Restate the data below word for word, keeping each line intact.

Dataset records:
***

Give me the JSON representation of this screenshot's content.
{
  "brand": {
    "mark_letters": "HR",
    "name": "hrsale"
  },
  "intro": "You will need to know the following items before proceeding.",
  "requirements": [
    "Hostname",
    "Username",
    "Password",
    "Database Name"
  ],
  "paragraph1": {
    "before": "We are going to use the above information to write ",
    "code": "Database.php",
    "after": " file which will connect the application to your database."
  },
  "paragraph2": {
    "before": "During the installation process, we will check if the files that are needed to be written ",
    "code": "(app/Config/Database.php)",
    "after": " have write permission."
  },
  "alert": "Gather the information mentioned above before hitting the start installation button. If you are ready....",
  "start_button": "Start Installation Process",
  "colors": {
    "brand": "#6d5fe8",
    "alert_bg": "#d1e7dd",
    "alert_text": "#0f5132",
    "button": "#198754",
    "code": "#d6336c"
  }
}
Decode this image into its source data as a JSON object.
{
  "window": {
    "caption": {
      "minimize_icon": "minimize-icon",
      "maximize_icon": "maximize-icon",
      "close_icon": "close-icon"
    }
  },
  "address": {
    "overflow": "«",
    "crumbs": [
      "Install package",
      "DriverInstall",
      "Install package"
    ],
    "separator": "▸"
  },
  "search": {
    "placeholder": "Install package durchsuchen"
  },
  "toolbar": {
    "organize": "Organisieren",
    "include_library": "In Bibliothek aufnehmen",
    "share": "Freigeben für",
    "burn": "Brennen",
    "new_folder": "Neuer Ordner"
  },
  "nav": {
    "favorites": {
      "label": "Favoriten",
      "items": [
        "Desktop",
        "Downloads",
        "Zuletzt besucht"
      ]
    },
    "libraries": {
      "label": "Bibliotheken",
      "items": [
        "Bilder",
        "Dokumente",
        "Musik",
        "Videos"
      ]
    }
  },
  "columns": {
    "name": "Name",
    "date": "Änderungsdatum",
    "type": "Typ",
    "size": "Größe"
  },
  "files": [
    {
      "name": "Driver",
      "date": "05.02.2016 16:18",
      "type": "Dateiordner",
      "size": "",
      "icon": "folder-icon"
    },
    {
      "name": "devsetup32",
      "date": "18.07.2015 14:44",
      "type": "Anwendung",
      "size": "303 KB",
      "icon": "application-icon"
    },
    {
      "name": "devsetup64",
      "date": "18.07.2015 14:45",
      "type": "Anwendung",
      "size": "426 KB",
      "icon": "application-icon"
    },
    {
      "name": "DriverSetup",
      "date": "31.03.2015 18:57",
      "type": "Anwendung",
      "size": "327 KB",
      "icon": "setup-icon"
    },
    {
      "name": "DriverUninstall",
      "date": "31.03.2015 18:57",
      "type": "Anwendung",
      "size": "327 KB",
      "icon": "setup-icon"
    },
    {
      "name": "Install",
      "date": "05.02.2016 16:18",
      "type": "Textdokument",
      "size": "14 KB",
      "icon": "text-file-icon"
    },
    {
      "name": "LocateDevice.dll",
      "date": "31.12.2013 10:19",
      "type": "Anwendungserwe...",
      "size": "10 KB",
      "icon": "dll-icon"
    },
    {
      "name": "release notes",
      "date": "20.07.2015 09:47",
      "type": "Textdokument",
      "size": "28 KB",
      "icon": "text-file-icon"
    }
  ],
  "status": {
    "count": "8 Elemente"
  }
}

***

> [Task solution]
Give me the JSON representation of this screenshot's content.
{
  "brand": {
    "mark_letters": "HR",
    "name": "hrsale"
  },
  "intro": "You will need to know the following items before proceeding.",
  "requirements": [
    "Hostname",
    "Username",
    "Password",
    "Database Name"
  ],
  "paragraph1": {
    "before": "We are going to use the above information to write ",
    "code": "Database.php",
    "after": " file which will connect the application to your database."
  },
  "paragraph2": {
    "before": "During the installation process, we will check if the files that are needed to be written ",
    "code": "(app/Config/Database.php)",
    "after": " have write permission."
  },
  "alert": "Gather the information mentioned above before hitting the start installation button. If you are ready....",
  "start_button": "Start Installation Process",
  "colors": {
    "brand": "#6d5fe8",
    "alert_bg": "#d1e7dd",
    "alert_text": "#0f5132",
    "button": "#198754",
    "code": "#d6336c"
  }
}
Decode this image into its source data as a JSON object.
{
  "window": {
    "caption": {
      "minimize_icon": "minimize-icon",
      "maximize_icon": "maximize-icon",
      "close_icon": "close-icon"
    }
  },
  "address": {
    "overflow": "«",
    "crumbs": [
      "Install package",
      "DriverInstall",
      "Install package"
    ],
    "separator": "▸"
  },
  "search": {
    "placeholder": "Install package durchsuchen"
  },
  "toolbar": {
    "organize": "Organisieren",
    "include_library": "In Bibliothek aufnehmen",
    "share": "Freigeben für",
    "burn": "Brennen",
    "new_folder": "Neuer Ordner"
  },
  "nav": {
    "favorites": {
      "label": "Favoriten",
      "items": [
        "Desktop",
        "Downloads",
        "Zuletzt besucht"
      ]
    },
    "libraries": {
      "label": "Bibliotheken",
      "items": [
        "Bilder",
        "Dokumente",
        "Musik",
        "Videos"
      ]
    }
  },
  "columns": {
    "name": "Name",
    "date": "Änderungsdatum",
    "type": "Typ",
    "size": "Größe"
  },
  "files": [
    {
      "name": "Driver",
      "date": "05.02.2016 16:18",
      "type": "Dateiordner",
      "size": "",
      "icon": "folder-icon"
    },
    {
      "name": "devsetup32",
      "date": "18.07.2015 14:44",
      "type": "Anwendung",
      "size": "303 KB",
      "icon": "application-icon"
    },
    {
      "name": "devsetup64",
      "date": "18.07.2015 14:45",
      "type": "Anwendung",
      "size": "426 KB",
      "icon": "application-icon"
    },
    {
      "name": "DriverSetup",
      "date": "31.03.2015 18:57",
      "type": "Anwendung",
      "size": "327 KB",
      "icon": "setup-icon"
    },
    {
      "name": "DriverUninstall",
      "date": "31.03.2015 18:57",
      "type": "Anwendung",
      "size": "327 KB",
      "icon": "setup-icon"
    },
    {
      "name": "Install",
      "date": "05.02.2016 16:18",
      "type": "Textdokument",
      "size": "14 KB",
      "icon": "text-file-icon"
    },
    {
      "name": "LocateDevice.dll",
      "date": "31.12.2013 10:19",
      "type": "Anwendungserwe...",
      "size": "10 KB",
      "icon": "dll-icon"
    },
    {
      "name": "release notes",
      "date": "20.07.2015 09:47",
      "type": "Textdokument",
      "size": "28 KB",
      "icon": "text-file-icon"
    }
  ],
  "status": {
    "count": "8 Elemente"
  }
}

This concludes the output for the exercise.